About the Author
Katie Willingham teaches writing at the University of Michigan.
“Unlikely Designs is shaped around Darwin’s writings and they serve as levers for Willingham to jump into a web of topics. The poems often disarm the reader with strange humor and twist toward issues of growth and death . . . . Willingham doesn’t use her base texts as a crutch, but instead interrogates Darwin, explores the impact of technology on our daily lives, and implores the reader to consider: what does it mean to survive?”
— Rain Taxi
“I like Willingham’s adventurous, meaningful mix of different kinds of images, ideas, and language—from the Internet, from digital media and digital games, from the work and life of Charles Darwin: purposeful, as well as inclusive. Here is a book of poetry about important matters that is also fun to read.”
— Robert Pinsky

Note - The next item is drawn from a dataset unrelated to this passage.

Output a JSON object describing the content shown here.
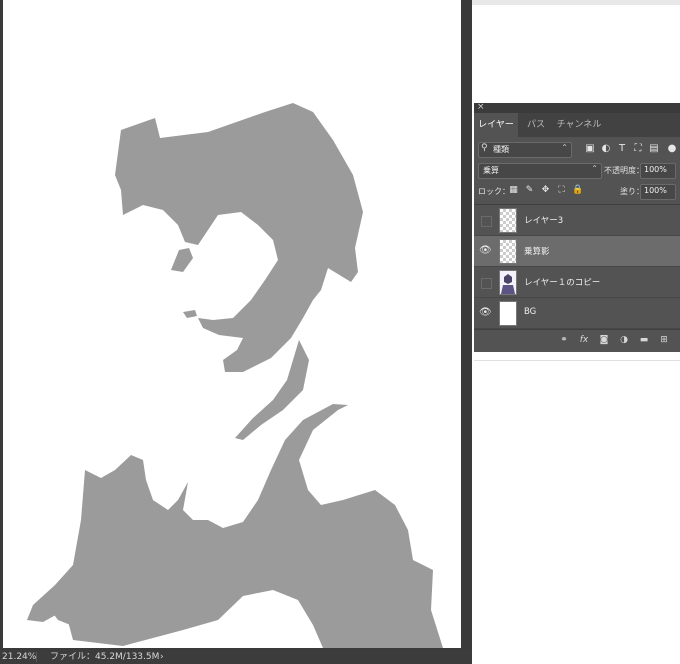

“Katie Willingham’s superbly agile and ambitious poems are marvels of intellection, but first and foremost they are fun. Local pleasures—of pacing, idiom, juxtaposition, insight—are bountiful beyond all measure and beneath them lies a breadth of vision that is metaphysical in its sweep. I cannot say enough in praise of this brilliant work.”
— Linda Gregerson